"Every church was then a seminary, in which provision and preparation was made, not only for the continuation of Gospel preaching, but for the calling and gathering, and teaching of our churches." -- John Owen, Commentary on Hebrews, Vol. 3, p. 568. (p. 131 in the Crossway Edition edited by McGrath & Packer, 1998)
The local assembly of gathered believers is the primary and best educational institution for BELIEVERS in spiritual and religious matters.* The "church-based education" model derives from the New Testament, and is for all the people of the church. The seminarian model developed from the university's scholastic paradigm, and seems geared to train a "professionally qualified" minister. I have certain presuppositions that undergird and sustain what I am about to write. I will call attention to them, but not go into great detail. Many will agree with most of them, though not all. They are: (1). The Inspiration of Scripture -- all scripture is given by God and is therefore the place we find our instructions for education. (2). The command of Matthew 28:18-20 -- preach, baptize, teach -- is a command to be fulfilled by local assemblies of believers. (3). The local church is by nature and purpose a gathering of baptized saints committed to carrying out the work of Christ. (4). Consistent New Testament practices are authoritative, including that churches should be served by a plurality of elders. Jesus commanded the apostles to teach all things He had commanded them, and they taught the disciples in the churches to follow the commands and traditions they handed down.
Studying the scriptures exhibits nobility (Acts 17:11) and approves us unto God (II Tim. 2:15). This is not and should not be limited to one class of believers. The purpose of religious education is maturation of the saints that they might engage in ministry, be built up as a body with the goal of unity of the faith and knowledge of Christ (Eph. 4:7-16).
"Church-based education" utilizes the institution Jesus built and follows the example of the apostles. In New Testament times, elders received training in and by the local church, the apostles came to the local church, or they traveled with the apostles and assisted them (Acts 11:22-26; 13:1ff.; 14:21-23; 18:2,5,18; 19:8-10; II Tim 4:20; Heb. 6:1,2). All of these examples relate more to mentoring, apprenticeship, or on-the-job training models rather than a classroom model.
"Church-based education" recognizes the giftedness of ALL the body.

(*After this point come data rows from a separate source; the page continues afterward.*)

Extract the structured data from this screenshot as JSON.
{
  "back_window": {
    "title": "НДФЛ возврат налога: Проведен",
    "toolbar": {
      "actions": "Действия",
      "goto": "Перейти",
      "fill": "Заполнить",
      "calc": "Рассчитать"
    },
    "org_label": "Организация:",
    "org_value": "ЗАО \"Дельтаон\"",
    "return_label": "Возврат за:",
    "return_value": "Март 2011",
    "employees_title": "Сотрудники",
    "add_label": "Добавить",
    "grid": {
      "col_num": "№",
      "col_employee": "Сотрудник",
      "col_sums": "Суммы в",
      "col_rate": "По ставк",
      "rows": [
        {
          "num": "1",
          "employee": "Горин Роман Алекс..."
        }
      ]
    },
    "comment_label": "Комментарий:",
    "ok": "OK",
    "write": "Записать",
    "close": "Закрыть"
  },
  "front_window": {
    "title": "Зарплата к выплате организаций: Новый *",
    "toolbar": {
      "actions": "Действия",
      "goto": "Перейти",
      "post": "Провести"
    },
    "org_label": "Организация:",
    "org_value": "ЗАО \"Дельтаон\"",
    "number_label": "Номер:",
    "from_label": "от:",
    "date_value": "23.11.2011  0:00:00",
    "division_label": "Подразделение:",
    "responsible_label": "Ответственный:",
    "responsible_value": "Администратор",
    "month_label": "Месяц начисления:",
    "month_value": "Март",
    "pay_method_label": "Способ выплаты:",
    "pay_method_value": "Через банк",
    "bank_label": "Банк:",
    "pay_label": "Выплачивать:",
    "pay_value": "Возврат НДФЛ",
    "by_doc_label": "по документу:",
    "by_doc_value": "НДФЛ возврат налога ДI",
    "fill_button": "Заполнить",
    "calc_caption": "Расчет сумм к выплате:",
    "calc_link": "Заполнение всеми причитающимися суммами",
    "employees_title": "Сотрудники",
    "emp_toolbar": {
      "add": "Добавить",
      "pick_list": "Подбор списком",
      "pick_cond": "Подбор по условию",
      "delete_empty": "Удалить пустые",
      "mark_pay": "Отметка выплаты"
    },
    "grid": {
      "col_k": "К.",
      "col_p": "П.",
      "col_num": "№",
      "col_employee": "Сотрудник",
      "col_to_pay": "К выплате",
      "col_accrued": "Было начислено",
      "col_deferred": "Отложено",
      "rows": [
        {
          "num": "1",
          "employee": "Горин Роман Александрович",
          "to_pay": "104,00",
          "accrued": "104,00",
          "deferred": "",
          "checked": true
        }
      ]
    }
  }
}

Some models of education are designed with preachers (that is, ministers as professionals) in mind. Yet the New Testament teaches that all of the body should be trained and equipped for the ministry, and that all the body has gifts for ministry. Training for "the ministry" is not of greater importance than training for "ministry". A sincere effort to equip all the body begins and ends on the local church level.
"Church-based education" offers the best system of "integrated" education with the Lord's basic institution –- the home. In the church, discipleship, ministry experience, and scholarship are integrated -- not only with one another, but with marriage, home life, child rearing, and in a body that is vitally consumed (or at least should be) with the "whole man" minister.
"Church-based education" does not remove the gift of the "preacher-in-training" from benefiting his church, and it does not remove the church from blessing the "preacher-in-training". The young elder/novice remains involved with the congregation and families where God has placed him. Further, the plurality of elders assures he is not thrown into pastoring alone without the skills to do so, and he is not expected to be THE ONE MAN who knows all and does all.
"Church-based education" recognizes the New Testament assumption that churches are equipped to train their ministers. If they are not, they should be. If churches are not fully equipped to train their ministers, and if seminaries are sincere in their desire to best promote the work of God, let them work themselves out of a job by equipping churches to become able to educate their own people, rather than keeping churches dependent upon them.
In the local congregation of believers, we never finish our education and never receive a degree. In addition to theology, hermeneutics, or homiletics, we learn necessary lessons of interdependence, relations, service, self-denial, longsuffering, meekness, kindness, and love. Instead of pre-designed degrees from which to choose, each "course" can be specially adapted with the particular individual student in mind.
According to R. Paul Stevens (Liberating the Laity: Equipping All the Saints for Ministry, Regent College, 2002, p. 46), "The best structure for equipping every Christian is already in place. It predates the seminary and the weekend seminar and will outlast both. In the New Testament no other nurturing and equipping is offered than the local church. In the New Testament church, as in the ministry of Jesus, people learned in the furnace of life, in a relational, living, working and ministering context." I agree.
* The home is also a God-ordained primary educational institution. But it serves all persons in the home and is not restricted solely to believers or spiritual issues.